At Tradin Organic, we see regenerative organic farming as the key to growing healthy and nutritious food ingredients for now and future generations. We also see social impact, fair pricing and livelihood improvement as part of regenerative practices.
We are proud to be working with some of the world’s most innovative organic farmers, pioneering regenerative practices at their farms.
Unlike organic, regenerative organic agriculture is not (yet) a protected term with a formal definition. Organisations such as IFOAM describe it as “a collection of practices that focus on regenerating soil health and the full farm ecosystem”. We believe that regenerative farming is built on organic practices. Regenerative farming goes beyond the organic certification by actively restoring and improving soil health. Think of cover crops, intercropping, low or no tillage, mulching and other forms of composting and agroforestry. Such practices are key to growing healthy and nutritious food ingredients for now and for future generations. On top of this, regenerative agriculture helps to sequester carbon from the air into our soils, which is crucial to combat climate change.
Since 2015, we have been building up the organic cocoa production in Sierra Leone. In recent years, the focus has been on an extensive agroforestry program we run together with the agronomists of Ecotop. Our cocoa sourcing area in Sierra Leone is close to the Gola Forest National Park and this unique protected area is home to a variety of endangered endemic species.

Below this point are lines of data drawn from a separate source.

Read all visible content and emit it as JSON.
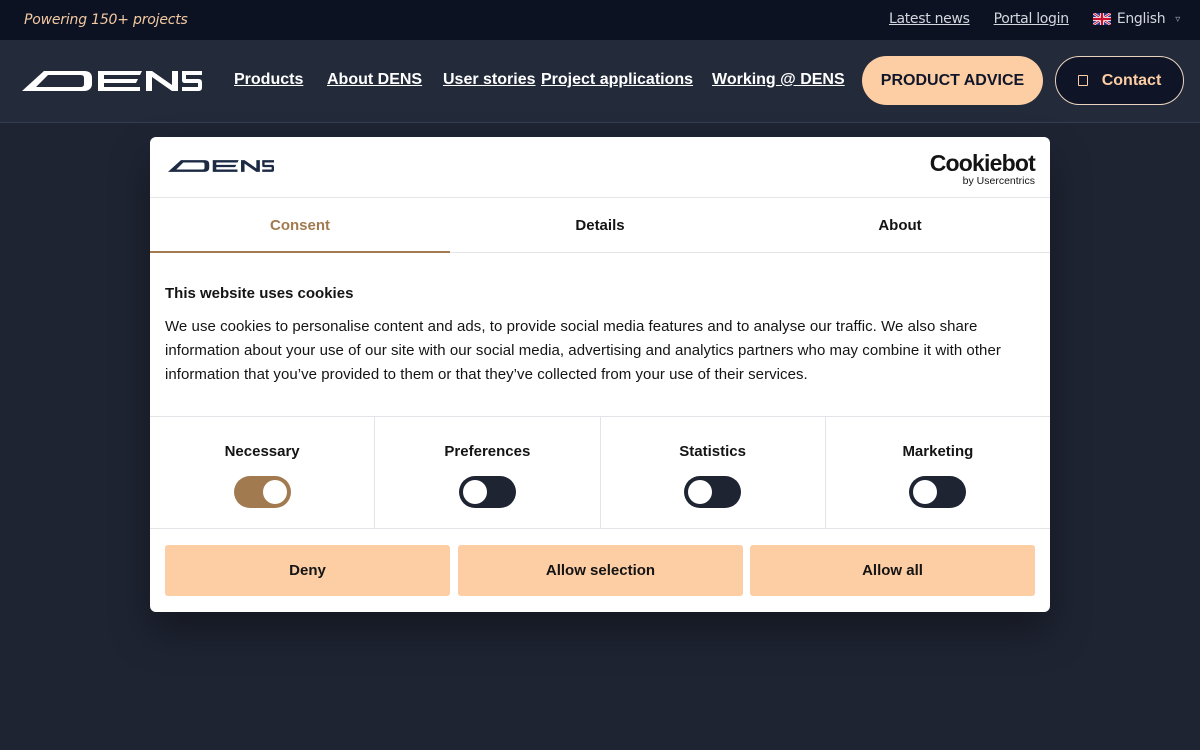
{
  "topbar": {
    "tagline": "Powering 150+ projects",
    "links": [
      "Latest news",
      "Portal login"
    ],
    "language": "English",
    "language_icon": "uk-flag-icon",
    "language_caret_icon": "chevron-down-icon"
  },
  "header": {
    "logo_text": "DENS",
    "nav": [
      "Products",
      "About DENS",
      "User stories",
      "Project applications",
      "Working @ DENS"
    ],
    "advice_label": "PRODUCT ADVICE",
    "contact_label": "Contact",
    "contact_icon": "phone-icon"
  },
  "dialog": {
    "logo_text": "DENS",
    "brand_main": "Cookiebot",
    "brand_sub": "by Usercentrics",
    "tabs": [
      {
        "label": "Consent",
        "active": true
      },
      {
        "label": "Details",
        "active": false
      },
      {
        "label": "About",
        "active": false
      }
    ],
    "heading": "This website uses cookies",
    "body": "We use cookies to personalise content and ads, to provide social media features and to analyse our traffic. We also share information about your use of our site with our social media, advertising and analytics partners who may combine it with other information that you’ve provided to them or that they’ve collected from your use of their services.",
    "categories": [
      {
        "label": "Necessary",
        "checked": true
      },
      {
        "label": "Preferences",
        "checked": false
      },
      {
        "label": "Statistics",
        "checked": false
      },
      {
        "label": "Marketing",
        "checked": false
      }
    ],
    "buttons": {
      "deny": "Deny",
      "allow_selection": "Allow selection",
      "allow_all": "Allow all"
    }
  },
  "colors": {
    "accent": "#a27a4f",
    "button_peach": "#fdcda4",
    "page_bg": "#1f2433",
    "topbar_bg": "#0c1222"
  }
}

By establishing a smart regenerative agroforestry system, the farmers can improve the yield of their cocoa plantations, which helps eliminate the incentive to clear forest for new plots. In addition, the agroforestry systems will introduce shade trees with economic benefits such as fruit- and timber trees, which promotes biodiversity while enabling the farmers to diversify their income and boost their food security. Moreover, a well-developed regenerative agroforestry system will boost carbon sequestration and help combat climate change. We are also exploring if these farmers could offer certified carbon credits. Stay tuned for that!
We are very proud that the project is Regenerative Organic Certified (ROC™) since 2021, as one of the first in the world. Our Technical Assistance Manager in Sierra Leone, Mustapha John Bull, features in a video series by the Regenerative Organic Alliance, explaining how to implement more regenerative organic practices.
We also welcome any interest in other crops, projects, and partners to help grow the ROC portfolio.
Our avocado oil comes from Ethiopia. In our local factory, avocados from about 80.000 smallholder farmers, organized in cooperatives, are processed into oil. In various sourcing areas, we are implementing support projects to improve soil health, yield and quality of the produce. This includes setting up seedling nurseries (200,000 seedlings distributed), vermicomposting (300 farmers trained) for organic fertilization, and beekeeping (700 farmers trained and equipped), which is proving to have a great positive impact on yields. Our local team works closely together with GIZ and farmers are enthusiastically taking up the materials and training they offer. Another project is focused on planting new avocado trees where there is space, setting up a digital profile for these farmers and tracking the development of the new growth. That would allow them to get easy access to targeted agricultural guidance and open up possibilities for carbon credit generation.
We are also looking into ways farmers could be rewarded for carbon sequestration. There is a lot to learn about carbon credits, and at Tradin we are exploring if and how we could integrate them into our work. Our initial focus is on Carbon Removal Units, that are only issued after carbon capture and storage is actually measured and verified. Stay tuned for updates and in the meantime, watch our Sustainability Manager Anne Floor van Dalfsen explain further what carbon credits are.
Our organic citrus juice suppliers in South Africa are truly passionate about growing organic citrus in a regenerative way. Over the years, they have developed a system of regenerative practices to help build a healthy and productive soil. This ingenious system involves a closed cycle and lots of manure. The farmers grow lucerne (alfalfa) as a forage crop. Part of the lucerne is fed to the cows that live on the farm and these four-legged employees also get to feast on the left over citrus pulp and peels from the processing of the citrus juice. The cows are in charge of producing manure, a key ingredient for compost. The compost helps to add nutrients to the soil and restore the soil quality in a natural way. This closed-loop system helps to keep waste to a minimum and promotes soil health.
Tradin Organic Agriculture B.V.
Stationsplein 61 - 65
1012AB Amsterdam, NL